Task directions:
Reproduce the entire listing exactly. Leave the pictures out.

Supplied records:

■ ■ ■ ■ ■ ■ ■

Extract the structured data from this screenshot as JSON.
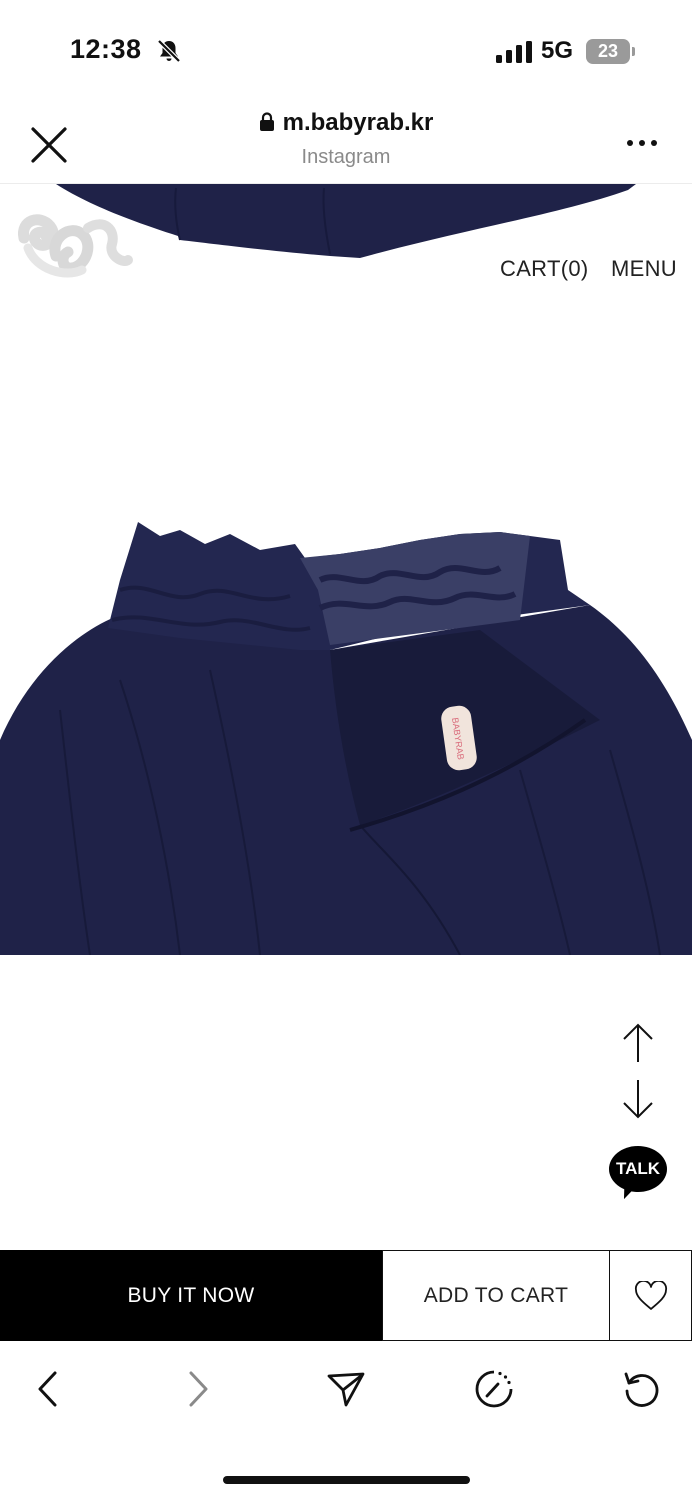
{
  "status_bar": {
    "time": "12:38",
    "network": "5G",
    "battery": "23"
  },
  "browser": {
    "url": "m.babyrab.kr",
    "source": "Instagram"
  },
  "site_nav": {
    "cart_label": "CART(0)",
    "menu_label": "MENU"
  },
  "product": {
    "tag_text": "BABYRAB"
  },
  "floating": {
    "talk_label": "TALK"
  },
  "purchase_bar": {
    "buy_now_label": "BUY IT NOW",
    "add_to_cart_label": "ADD TO CART"
  },
  "icons": {
    "close": "close-icon",
    "lock": "lock-icon",
    "more": "more-icon",
    "scroll_up": "arrow-up-icon",
    "scroll_down": "arrow-down-icon",
    "heart": "heart-icon",
    "back": "chevron-left-icon",
    "forward": "chevron-right-icon",
    "share": "send-icon",
    "history": "clock-icon",
    "reload": "reload-icon"
  },
  "colors": {
    "navy": "#1f2248",
    "buy_now_bg": "#000000",
    "battery": "#9a9a9a"
  }
}
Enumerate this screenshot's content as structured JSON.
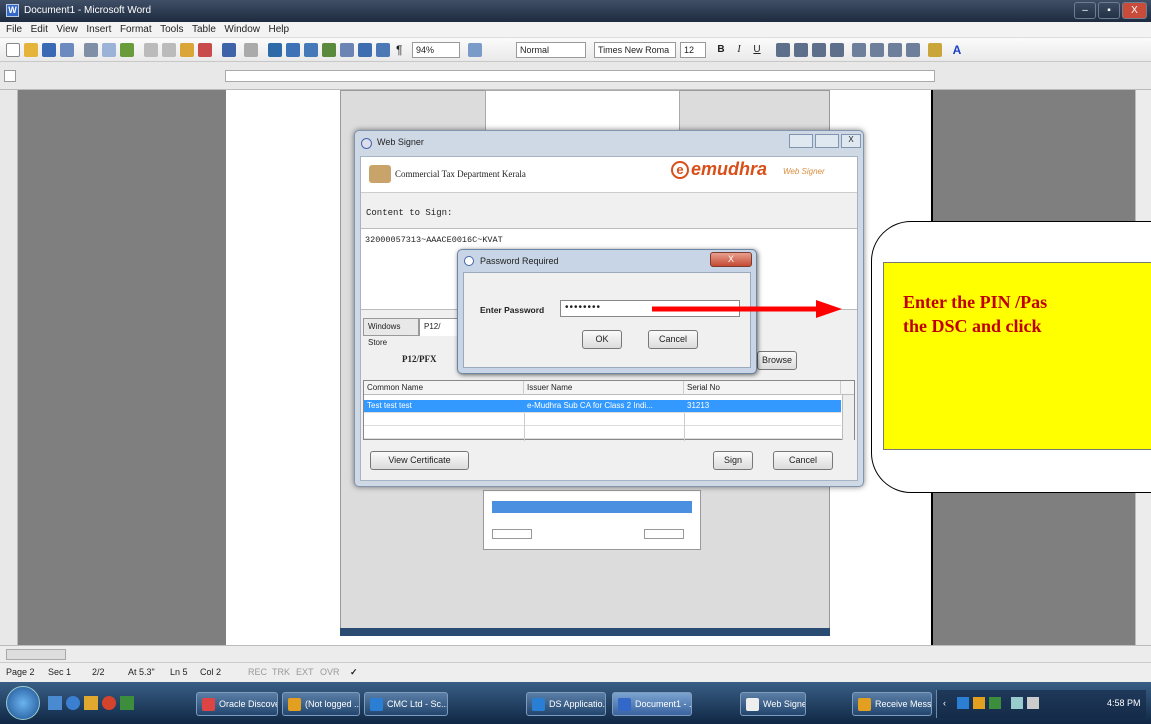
{
  "window": {
    "title": "Document1 - Microsoft Word",
    "controls": [
      "–",
      "▪",
      "X"
    ]
  },
  "menu": [
    "File",
    "Edit",
    "View",
    "Insert",
    "Format",
    "Tools",
    "Table",
    "Window",
    "Help"
  ],
  "toolbar": {
    "zoom": "94%",
    "style": "Normal",
    "font": "Times New Roma",
    "size": "12",
    "bold": "B",
    "italic": "I",
    "underline": "U"
  },
  "signer": {
    "title": "Web Signer",
    "department": "Commercial Tax Department Kerala",
    "brand": "emudhra",
    "brand_sub": "Web Signer",
    "content_label": "Content to Sign:",
    "content_value": "32000057313~AAACE0016C~KVAT",
    "tabs": [
      "Windows Store",
      "P12/"
    ],
    "pfx_label": "P12/PFX",
    "browse_label": "Browse",
    "columns": [
      "Common Name",
      "Issuer Name",
      "Serial No"
    ],
    "rows": [
      {
        "common": "Test test test",
        "issuer": "e-Mudhra Sub CA for Class 2 Indi...",
        "serial": "31213"
      }
    ],
    "view_cert": "View Certificate",
    "sign": "Sign",
    "cancel": "Cancel"
  },
  "password": {
    "title": "Password Required",
    "label": "Enter Password",
    "value": "••••••••",
    "ok": "OK",
    "cancel": "Cancel"
  },
  "callout": {
    "line1": "Enter the PIN /Pas",
    "line2": "the DSC and click"
  },
  "status": {
    "page": "Page 2",
    "sec": "Sec 1",
    "pages": "2/2",
    "at": "At 5.3\"",
    "ln": "Ln 5",
    "col": "Col 2",
    "rec": "REC",
    "trk": "TRK",
    "ext": "EXT",
    "ovr": "OVR"
  },
  "taskbar": {
    "items": [
      "Oracle Discover...",
      "(Not logged ...",
      "CMC Ltd - Sc...",
      "DS Applicatio...",
      "Document1 - ...",
      "Web Signer",
      "Receive Mess..."
    ],
    "time": "4:58 PM"
  },
  "colors": {
    "callout_fill": "#ffff00",
    "callout_text": "#c00000",
    "arrow": "#ff0000",
    "selected_row": "#3399ff"
  }
}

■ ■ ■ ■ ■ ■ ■

Written solution:
Extract the structured data from this screenshot as JSON.
{
  "status_bar": {
    "time": "12:38",
    "network": "5G",
    "battery": "23"
  },
  "browser": {
    "url": "m.babyrab.kr",
    "source": "Instagram"
  },
  "site_nav": {
    "cart_label": "CART(0)",
    "menu_label": "MENU"
  },
  "product": {
    "tag_text": "BABYRAB"
  },
  "floating": {
    "talk_label": "TALK"
  },
  "purchase_bar": {
    "buy_now_label": "BUY IT NOW",
    "add_to_cart_label": "ADD TO CART"
  },
  "icons": {
    "close": "close-icon",
    "lock": "lock-icon",
    "more": "more-icon",
    "scroll_up": "arrow-up-icon",
    "scroll_down": "arrow-down-icon",
    "heart": "heart-icon",
    "back": "chevron-left-icon",
    "forward": "chevron-right-icon",
    "share": "send-icon",
    "history": "clock-icon",
    "reload": "reload-icon"
  },
  "colors": {
    "navy": "#1f2248",
    "buy_now_bg": "#000000",
    "battery": "#9a9a9a"
  }
}
Enumerate this screenshot's content as structured JSON.
{
  "window": {
    "title": "Document1 - Microsoft Word",
    "controls": [
      "–",
      "▪",
      "X"
    ]
  },
  "menu": [
    "File",
    "Edit",
    "View",
    "Insert",
    "Format",
    "Tools",
    "Table",
    "Window",
    "Help"
  ],
  "toolbar": {
    "zoom": "94%",
    "style": "Normal",
    "font": "Times New Roma",
    "size": "12",
    "bold": "B",
    "italic": "I",
    "underline": "U"
  },
  "signer": {
    "title": "Web Signer",
    "department": "Commercial Tax Department Kerala",
    "brand": "emudhra",
    "brand_sub": "Web Signer",
    "content_label": "Content to Sign:",
    "content_value": "32000057313~AAACE0016C~KVAT",
    "tabs": [
      "Windows Store",
      "P12/"
    ],
    "pfx_label": "P12/PFX",
    "browse_label": "Browse",
    "columns": [
      "Common Name",
      "Issuer Name",
      "Serial No"
    ],
    "rows": [
      {
        "common": "Test test test",
        "issuer": "e-Mudhra Sub CA for Class 2 Indi...",
        "serial": "31213"
      }
    ],
    "view_cert": "View Certificate",
    "sign": "Sign",
    "cancel": "Cancel"
  },
  "password": {
    "title": "Password Required",
    "label": "Enter Password",
    "value": "••••••••",
    "ok": "OK",
    "cancel": "Cancel"
  },
  "callout": {
    "line1": "Enter the PIN /Pas",
    "line2": "the DSC and click"
  },
  "status": {
    "page": "Page 2",
    "sec": "Sec 1",
    "pages": "2/2",
    "at": "At 5.3\"",
    "ln": "Ln 5",
    "col": "Col 2",
    "rec": "REC",
    "trk": "TRK",
    "ext": "EXT",
    "ovr": "OVR"
  },
  "taskbar": {
    "items": [
      "Oracle Discover...",
      "(Not logged ...",
      "CMC Ltd - Sc...",
      "DS Applicatio...",
      "Document1 - ...",
      "Web Signer",
      "Receive Mess..."
    ],
    "time": "4:58 PM"
  },
  "colors": {
    "callout_fill": "#ffff00",
    "callout_text": "#c00000",
    "arrow": "#ff0000",
    "selected_row": "#3399ff"
  }
}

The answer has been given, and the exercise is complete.